The economists use their model to forecast inflation-adjusted interest rates after the Great Recession. The model forecast matches U.S. data well. Durable purchases are key.
By match quality, McKay and Wieland mean instances where households buy new products not because of rate changes, but because their current product—a home, a car, a couch—no longer suits a family’s circumstances. Perhaps a new job requires moving and buying a different home, or a child is born, so the family needs a bigger car. These “match quality shocks” take potential spenders off the market in the near future and thereby dampen responses to interest rate cuts.
Operating costs are the outlays by owners—gas for the car, paint for the house. These too reduce the rate sensitivity of durable demand because while they’re significant budget lines, they’re not much affected by interest rates.
Interest rates have been declining for 40 years. The 10-year Treasury note, for instance, yielded over 15 percent in 1981. It now pays well under 2 percent. There are many theories for the decline; each is likely part of the puzzle. Since the financial crisis, people are looking for safe assets, regardless of yield. Demographic changes favor saving rather than spending. New industries are less capital-intensive than the old and perhaps less competitive, so investment demand is low. China’s economic growth and high savings rate means that capital markets are flush and so pay less interest. Inequality has soared, and the rich save much of their income. And economic growth is lower than in the 1960s and ’70s so, again, capital demand is lower.
The contribution of intertemporal shifting to the downward path of interest rates is “quantitatively important.”
To these and other theories, McKay and Wieland add another. Prolonged periods of easy monetary policy after the financial crisis and COVID-19 pandemic have steadily shifted durables demand forward and created persistent downward pressure on rates. They isolate the contribution of intertemporal shifting to the downward path of interest rates and find that it’s “quantitatively important” to explaining the large drop and, especially, the slow rise to equilibrium levels after the Great Recession.
This factor was a substantial force over the past decade, say the economists, and fully compatible with other nonmonetary theories on rate decline since the 1980s.
Stimulus lowers the natural rate
Monetary theorists generally see the “natural rate of interest,” the economy’s fundamental interest rate, as being independent of monetary policy.
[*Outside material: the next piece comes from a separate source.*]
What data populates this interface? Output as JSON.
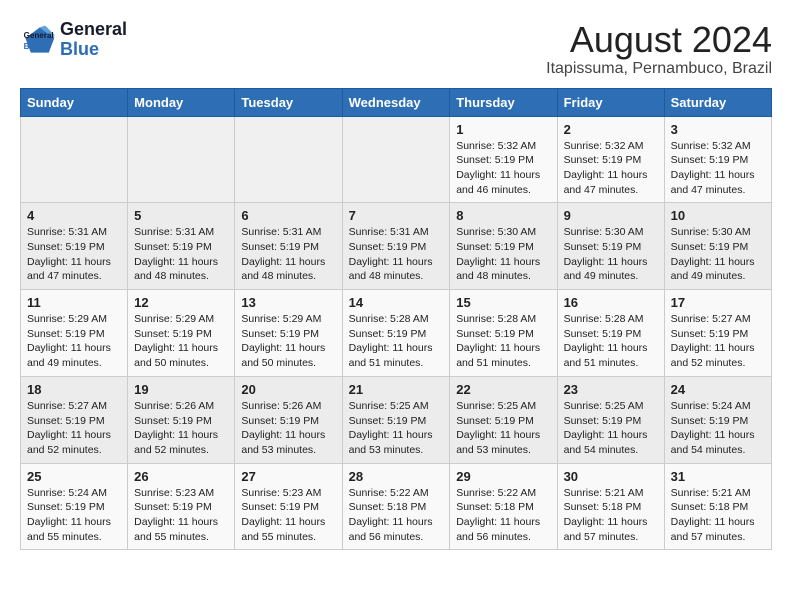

The natural rate, economists believe, is determined by underlying economic forces such as productivity—an economy’s ability to convert its resources into useful goods and services.
Central bankers may find themselves constrained by policy steps they’ve taken in the past.
McKay and Wieland’s work suggests that this independence is a fiction. Since monetary policy induces intertemporal demand shifting, it must keep interest rates low to sustain future demand. “Monetary policy stimulus has a side effect of reducing the real natural rate of interest (r*) in subsequent periods.” In the present day, this has brought rates toward what economists refer to as the “effective lower bound”—when interest rates approach zero and can fall no further. Thus, the repeated use of interest rate cuts may have reduced future policy ammunition.
Less room to maneuver
While it seems, at first glance, a rather simple notion, intertemporal shifting provides a powerful explanation for the course of interest rates since the Great Recession, offers a novel answer to a long-standing puzzle about interest rate declines, and upends conventional wisdom about interest rate independence. Most significantly, it suggests that central bankers may find themselves constrained by policy steps they’ve taken in the past.